Star Book Review: Sweet Jiminy by Kristin Gore

          A far cry from the political, romantic comedy that her first two chick lit novels, Sammy’s Hill and Sammy’s House, were, Sweet Jiminy takes readers down a new avenue wrought with mystery and southern charm. Jiminy, a twenty-something woman, fled the rural life of Fayeville years ago in search of herself has just dropped out of law school, when she finds herself thinking of no place she’d rather be but home where the roots of her upbringing remain, including her grandmother, Willa, and longtime family friend, Lyn Waters. During her journey home, Jiminy discovers that she was not the first “Jiminy” to have ever lived in Fayeville. In fact, the young girl who shared her namesake was Lyn Waters’ only daughter, who after a terrible incident almost 40 years ago was killed alongside her father, and Lyn’s husband, Edward.

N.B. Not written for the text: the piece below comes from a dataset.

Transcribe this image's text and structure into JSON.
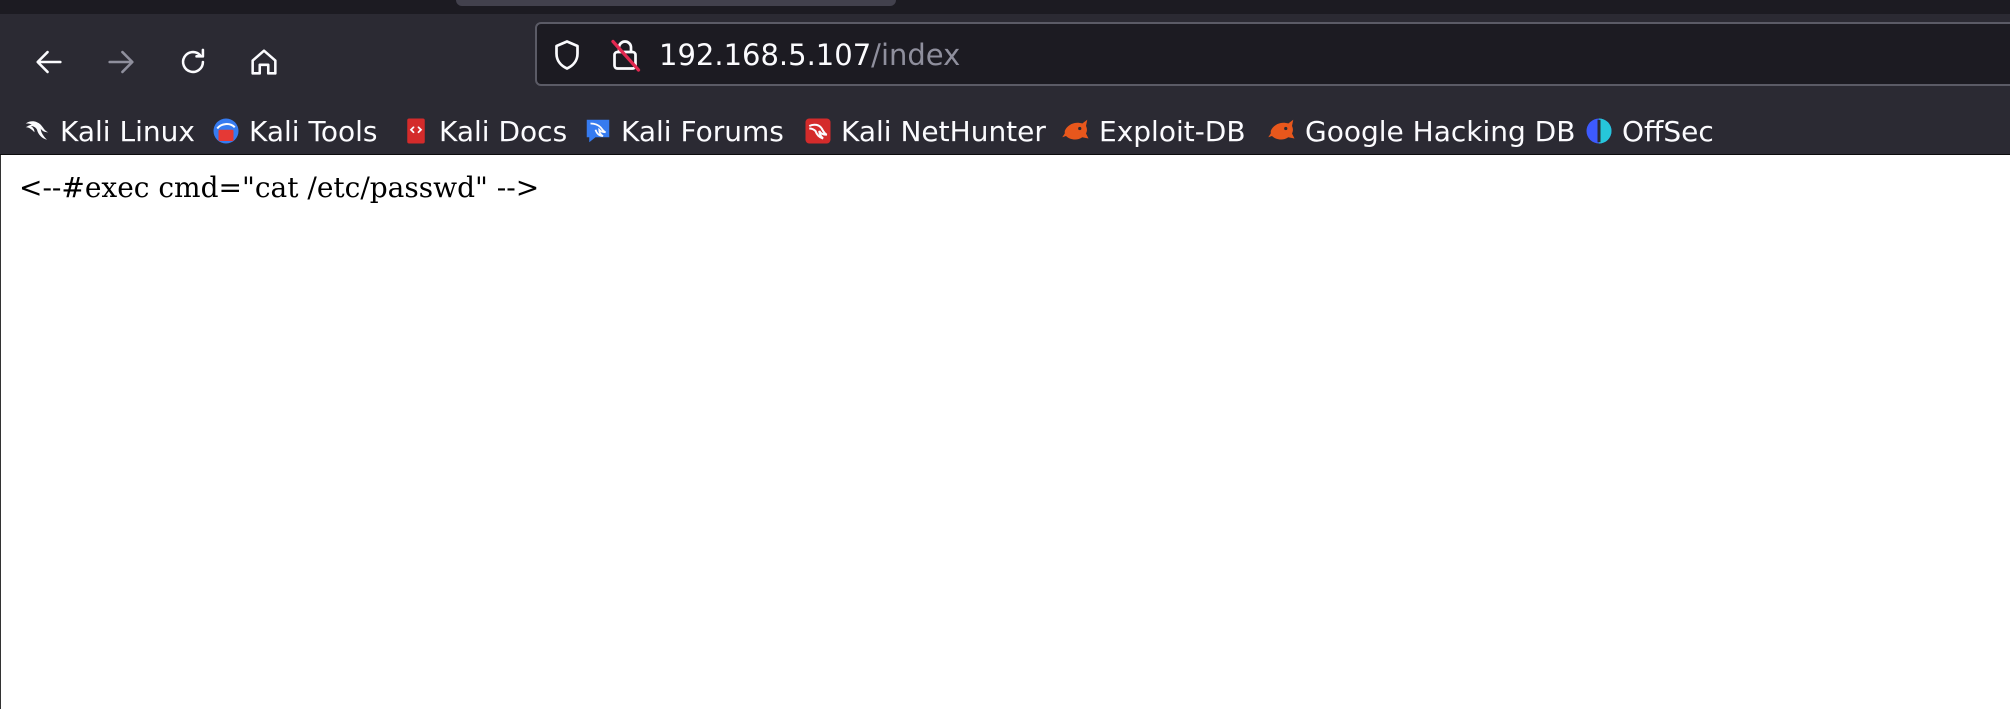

When Jiminy realizes she stumbled upon a 40-year old unsolved murder case involving the very woman whom it appears she was named after, she becomes obsessed. She utilizes the very skills she learned in the law school she had just run away from and starts asking a lot of questions of the local townspeople. Unfortunately, she is met with much resistance from most of the town’s inhabitants. On one side of the fence are those who only view Jiminy’s curiosity as nosiness and wish she would just mind her business and then, even worse, the other side of the fence is fraught with people who believe that a white girl has “no place” attempting to solve a mystery involving two black persons. In a short time, Jiminy seems to have managed to ruffle the feathers of most of the persons in this small southern town who just want to let the past lie in the past.

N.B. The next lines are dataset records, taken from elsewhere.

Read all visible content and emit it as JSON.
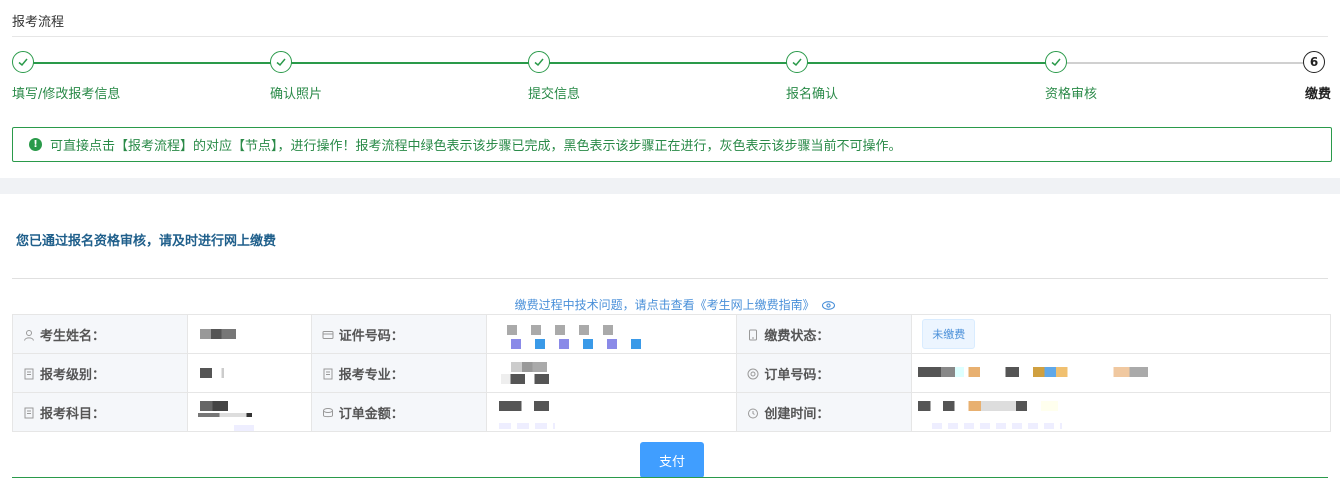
{
  "section_title": "报考流程",
  "steps": [
    {
      "label": "填写/修改报考信息",
      "state": "done"
    },
    {
      "label": "确认照片",
      "state": "done"
    },
    {
      "label": "提交信息",
      "state": "done"
    },
    {
      "label": "报名确认",
      "state": "done"
    },
    {
      "label": "资格审核",
      "state": "done"
    },
    {
      "label": "缴费",
      "state": "current",
      "number": "6"
    }
  ],
  "notice": "可直接点击【报考流程】的对应【节点】，进行操作！报考流程中绿色表示该步骤已完成，黑色表示该步骤正在进行，灰色表示该步骤当前不可操作。",
  "headline": "您已通过报名资格审核，请及时进行网上缴费",
  "guide_text": "缴费过程中技术问题，请点击查看《考生网上缴费指南》",
  "fields": {
    "name_label": "考生姓名：",
    "id_label": "证件号码：",
    "status_label": "缴费状态：",
    "status_value": "未缴费",
    "level_label": "报考级别：",
    "major_label": "报考专业：",
    "order_no_label": "订单号码：",
    "subject_label": "报考科目：",
    "amount_label": "订单金额：",
    "created_label": "创建时间："
  },
  "pay_button": "支付",
  "colors": {
    "done": "#2a9a4a",
    "current": "#222222",
    "pending": "#cccccc",
    "link": "#4a90d9",
    "button": "#409eff"
  }
}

Yet something about this case pulls at Jiminy, keeping her awake at night, telling her that the deep and long kept secret of Fayeville’s most famous murder must be revealed. She finds herself doing and saying things she never thought she would (or could) and she begins to see herself grow in the midst of all the commotion. Whether its her connection to the first Jiminy, the pain she sees all over Lynn Waters face regarding the loss of her only daughter and beloved husband or the raw anger she feels towards the very real prejudices of many of the people of Fayeville, Jiminy doesn’t know but whatever it is, Jiminy won’t rest until she can help bring peace to this case.

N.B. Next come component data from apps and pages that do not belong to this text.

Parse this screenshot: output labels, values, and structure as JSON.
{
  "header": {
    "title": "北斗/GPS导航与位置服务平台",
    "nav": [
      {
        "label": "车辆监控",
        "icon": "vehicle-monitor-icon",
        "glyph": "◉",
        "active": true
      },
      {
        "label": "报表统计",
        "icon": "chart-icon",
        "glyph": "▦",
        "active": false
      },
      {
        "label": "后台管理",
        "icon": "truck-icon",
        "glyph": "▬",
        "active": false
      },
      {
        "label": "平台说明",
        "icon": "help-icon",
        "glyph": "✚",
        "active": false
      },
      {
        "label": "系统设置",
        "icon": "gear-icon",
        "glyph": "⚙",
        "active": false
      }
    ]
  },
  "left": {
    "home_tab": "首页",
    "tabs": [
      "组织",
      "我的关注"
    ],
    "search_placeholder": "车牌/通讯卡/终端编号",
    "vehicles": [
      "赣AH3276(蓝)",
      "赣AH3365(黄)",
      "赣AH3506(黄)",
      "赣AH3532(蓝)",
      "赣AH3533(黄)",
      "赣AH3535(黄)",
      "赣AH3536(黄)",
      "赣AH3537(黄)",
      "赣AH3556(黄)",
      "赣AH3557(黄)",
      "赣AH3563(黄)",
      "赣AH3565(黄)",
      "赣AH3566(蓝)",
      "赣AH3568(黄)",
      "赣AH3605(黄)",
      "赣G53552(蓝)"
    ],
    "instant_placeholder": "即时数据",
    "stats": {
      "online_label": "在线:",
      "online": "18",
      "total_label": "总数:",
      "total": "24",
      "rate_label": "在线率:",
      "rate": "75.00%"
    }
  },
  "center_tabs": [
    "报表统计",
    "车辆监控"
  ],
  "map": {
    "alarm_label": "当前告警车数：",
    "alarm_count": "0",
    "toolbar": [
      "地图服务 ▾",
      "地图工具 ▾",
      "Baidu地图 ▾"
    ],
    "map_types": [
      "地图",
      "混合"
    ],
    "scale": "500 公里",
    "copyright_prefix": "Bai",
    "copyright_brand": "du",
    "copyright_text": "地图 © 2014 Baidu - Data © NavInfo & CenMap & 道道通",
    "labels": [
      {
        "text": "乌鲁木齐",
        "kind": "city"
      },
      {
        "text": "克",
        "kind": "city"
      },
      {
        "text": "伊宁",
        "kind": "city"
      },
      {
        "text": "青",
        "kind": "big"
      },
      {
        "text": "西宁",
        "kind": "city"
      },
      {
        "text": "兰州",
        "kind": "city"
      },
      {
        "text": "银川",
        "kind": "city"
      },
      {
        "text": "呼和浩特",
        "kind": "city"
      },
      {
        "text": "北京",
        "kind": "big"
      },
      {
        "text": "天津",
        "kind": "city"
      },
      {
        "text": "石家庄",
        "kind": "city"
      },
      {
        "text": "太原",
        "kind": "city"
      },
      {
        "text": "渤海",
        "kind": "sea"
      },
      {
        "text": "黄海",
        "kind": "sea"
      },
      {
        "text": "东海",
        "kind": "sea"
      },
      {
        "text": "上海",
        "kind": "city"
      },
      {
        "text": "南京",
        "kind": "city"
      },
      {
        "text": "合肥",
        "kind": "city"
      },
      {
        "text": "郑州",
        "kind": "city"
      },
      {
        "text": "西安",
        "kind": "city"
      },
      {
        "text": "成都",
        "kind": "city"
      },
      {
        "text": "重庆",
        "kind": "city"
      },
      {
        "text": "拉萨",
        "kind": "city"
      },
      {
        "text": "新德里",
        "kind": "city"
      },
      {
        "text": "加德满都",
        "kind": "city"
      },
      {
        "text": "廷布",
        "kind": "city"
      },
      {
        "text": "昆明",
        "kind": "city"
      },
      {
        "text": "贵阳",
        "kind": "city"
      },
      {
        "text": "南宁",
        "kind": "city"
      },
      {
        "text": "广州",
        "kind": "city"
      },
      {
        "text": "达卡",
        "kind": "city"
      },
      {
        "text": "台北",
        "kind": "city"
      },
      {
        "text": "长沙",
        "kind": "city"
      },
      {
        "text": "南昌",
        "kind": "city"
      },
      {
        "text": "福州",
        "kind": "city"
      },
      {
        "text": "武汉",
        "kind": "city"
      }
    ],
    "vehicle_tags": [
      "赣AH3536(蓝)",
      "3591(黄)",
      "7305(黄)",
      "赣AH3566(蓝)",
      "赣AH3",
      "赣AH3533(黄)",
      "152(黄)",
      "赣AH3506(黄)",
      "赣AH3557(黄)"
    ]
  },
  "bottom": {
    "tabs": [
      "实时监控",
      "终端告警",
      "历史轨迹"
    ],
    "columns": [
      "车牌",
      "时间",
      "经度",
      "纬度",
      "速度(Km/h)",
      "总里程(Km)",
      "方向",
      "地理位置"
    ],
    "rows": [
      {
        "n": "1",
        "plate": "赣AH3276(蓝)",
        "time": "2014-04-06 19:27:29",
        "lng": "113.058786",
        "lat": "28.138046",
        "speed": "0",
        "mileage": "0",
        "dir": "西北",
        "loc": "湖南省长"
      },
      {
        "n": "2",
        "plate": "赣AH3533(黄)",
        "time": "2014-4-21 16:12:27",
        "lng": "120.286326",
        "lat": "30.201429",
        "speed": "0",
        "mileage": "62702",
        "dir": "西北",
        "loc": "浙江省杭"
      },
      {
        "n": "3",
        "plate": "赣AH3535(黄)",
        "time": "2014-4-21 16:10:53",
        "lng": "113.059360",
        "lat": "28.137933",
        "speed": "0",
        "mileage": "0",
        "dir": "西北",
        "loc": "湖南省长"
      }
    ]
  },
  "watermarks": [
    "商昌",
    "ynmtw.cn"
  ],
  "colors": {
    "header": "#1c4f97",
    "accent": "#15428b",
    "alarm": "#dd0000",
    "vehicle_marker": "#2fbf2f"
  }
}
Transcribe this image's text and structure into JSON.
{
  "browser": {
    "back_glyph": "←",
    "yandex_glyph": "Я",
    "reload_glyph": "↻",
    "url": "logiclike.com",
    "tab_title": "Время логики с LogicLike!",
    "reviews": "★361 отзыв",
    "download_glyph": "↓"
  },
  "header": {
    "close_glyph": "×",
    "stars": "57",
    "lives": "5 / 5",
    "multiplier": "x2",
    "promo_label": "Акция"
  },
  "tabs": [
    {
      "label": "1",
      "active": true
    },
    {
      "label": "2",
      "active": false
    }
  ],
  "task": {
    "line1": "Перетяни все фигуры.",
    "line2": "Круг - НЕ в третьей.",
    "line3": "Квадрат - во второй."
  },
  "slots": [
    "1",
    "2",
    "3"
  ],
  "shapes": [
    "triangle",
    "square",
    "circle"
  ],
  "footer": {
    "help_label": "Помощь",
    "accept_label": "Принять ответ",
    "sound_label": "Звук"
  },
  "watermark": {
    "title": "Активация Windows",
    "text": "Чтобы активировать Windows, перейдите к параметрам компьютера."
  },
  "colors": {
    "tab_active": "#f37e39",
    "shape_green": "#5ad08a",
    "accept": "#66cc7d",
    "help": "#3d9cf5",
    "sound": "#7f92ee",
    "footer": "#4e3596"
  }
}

If Jiminy’s refusal to maintain the deep and long kept secret of Fayeville’s most famous murder weren’t causing her enough difficulty, it would seem she’s really managed to test the tolerance (or lack thereof) of the people’s of Fayeville by engaging in a more than friendly interracial relationship with Lyn Waters’ nephew, Bo. She experiences, firsthand, how real the lingering racial prejudices in Fayeville are affecting her and the mystery behind Jiminy and Edward’s deaths.

            The closer Jijminy gets to finding the answers to a half-century old crime, the drama and danger increase but will her efforts be enough to overcome the force of a town who’s old-fashioned prejudices run just as deep and strong as the secrets they don’t want uncovered.

Sweet Jiminy was shorter compared to her first two books, but I think the length was right in line with most mysteries. All in all, it was a very exciting story with strong characters in a vivid setting. You feel like you are right alongside Jiminy throughout the whole mystery. You won’t want to skip a page. Kristin Gore has really proven herself to me as a writer – she was someone who I once wasn’t sure if I would be interested in her “type” of fiction because of my assumptions about politics, but once again she has shown me what an exceptional talent she has for the art of story-telling. I already can’t wait for her next release (whenever that may be in whatever genre she may choose to tackle).

4 out of 5 stars

Sweet Jiminy is out for release April 26, 2011.

For more on Kristin Gore, visit her Facebook page at:

Or her Author page at Hyperion Books:

Thank you so much to Hyperion and Net Galley for letting my read a pre-release e-book edition of this book.

1 comment:

  1. I should try Kristin's books. It's hard being a celebrity writer. People automatically assume that you're going to be awful. I know I'm guilty of it. A lot people are genuinely talented. For example, I like Joanna Philbin's (Regis's daughter) YA series The Daughters.